Stories spread about Hughes’s, uh, quirks. He apparently wanted Channel 8 so he could watch movies on TV in those days before DVR’s, and he would have the station restart a film if he missed part of it. He subsisted mostly on soup and ice cream, and one of his executives, Burton Cohen, once had to do a special order with Baskin Robbins to satisfy his palate. He canceled the Easter Egg hunt at the Desert Inn because he feared children spreading germs.

But he also helped education. He provided the seed money for the University of Nevada Medical School. His funding bailed out Elko’s failing community college and really did a lot for what is now Great Basin College, as well as the rest of the state’s community colleges. Beyond Nevada, a medical institute in his name has done important research.

And then, in 1970, he was gone. There was a power struggle within his empire. Maheu was fired, and the so-called “Mormon Mafia” took over. Maheu wound up in a prolonged lawsuit against Hughes. So did Hank Greenspun, who eventually won a settlement. Meanwhile, Hughes moved to the Bahamas and other points before dying in 1976 on an airplane heading for a Houston hospital. He had shrunk to about a hundred pounds and had needles broken off in his limbs.

Hughes left no will … or a lot of wills. One gave part of his estate to Melvin Dummar, a rural Nevadan who allegedly found him wandering in the desert. A trial led to the decision that Hughes’s cousins would inherit his estate. William Lummis took over, sold the hotels and casinos, and concentrated on real estate. The biggest result is the award-winning master-planned communities that comprise Summerlin, and several other developments.

Hughes left a mixed legacy in Nevada. We’ve talked about some of the good and the bad. Part of the problem is the myth: that he cleared out organized crime. He did no such thing. That was the work of federal, state, and local officials and law enforcement. Hughes did cash out mob ownership at his hotels, and that may have contributed to the process, but some of the same people continued to work for him or at other hotels.
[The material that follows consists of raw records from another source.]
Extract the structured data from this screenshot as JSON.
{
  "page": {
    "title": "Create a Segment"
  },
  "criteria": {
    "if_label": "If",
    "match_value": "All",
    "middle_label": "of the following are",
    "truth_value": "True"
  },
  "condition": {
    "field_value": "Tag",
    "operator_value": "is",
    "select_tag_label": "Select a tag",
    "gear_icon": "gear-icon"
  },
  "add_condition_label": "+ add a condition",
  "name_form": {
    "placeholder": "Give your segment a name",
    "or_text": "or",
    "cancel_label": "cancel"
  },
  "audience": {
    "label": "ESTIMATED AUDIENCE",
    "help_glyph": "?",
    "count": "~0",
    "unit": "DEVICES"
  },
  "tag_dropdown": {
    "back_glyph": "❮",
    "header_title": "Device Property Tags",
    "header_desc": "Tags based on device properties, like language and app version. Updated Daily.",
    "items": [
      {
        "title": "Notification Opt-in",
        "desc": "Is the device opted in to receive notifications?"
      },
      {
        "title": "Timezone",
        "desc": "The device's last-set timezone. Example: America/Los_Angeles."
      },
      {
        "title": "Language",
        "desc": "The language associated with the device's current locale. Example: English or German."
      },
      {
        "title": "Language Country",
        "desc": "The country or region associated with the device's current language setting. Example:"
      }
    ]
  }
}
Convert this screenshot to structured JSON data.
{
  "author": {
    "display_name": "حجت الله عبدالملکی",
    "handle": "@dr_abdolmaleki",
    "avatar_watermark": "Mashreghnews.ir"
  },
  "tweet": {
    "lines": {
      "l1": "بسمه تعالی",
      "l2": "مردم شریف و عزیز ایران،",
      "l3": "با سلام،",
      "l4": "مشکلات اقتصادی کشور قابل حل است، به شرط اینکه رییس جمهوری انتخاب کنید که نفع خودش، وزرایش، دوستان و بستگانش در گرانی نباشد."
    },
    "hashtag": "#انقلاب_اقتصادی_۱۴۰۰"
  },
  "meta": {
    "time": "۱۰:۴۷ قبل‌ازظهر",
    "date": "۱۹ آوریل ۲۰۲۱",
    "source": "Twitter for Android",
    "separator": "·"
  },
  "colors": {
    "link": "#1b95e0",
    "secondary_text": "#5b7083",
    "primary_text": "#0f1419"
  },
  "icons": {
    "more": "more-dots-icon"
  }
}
Maybe his biggest contribution was that, as eccentric as he may have been or seemed, he lent more credibility to Nevada when the state needed it. If only he also could have helped himself.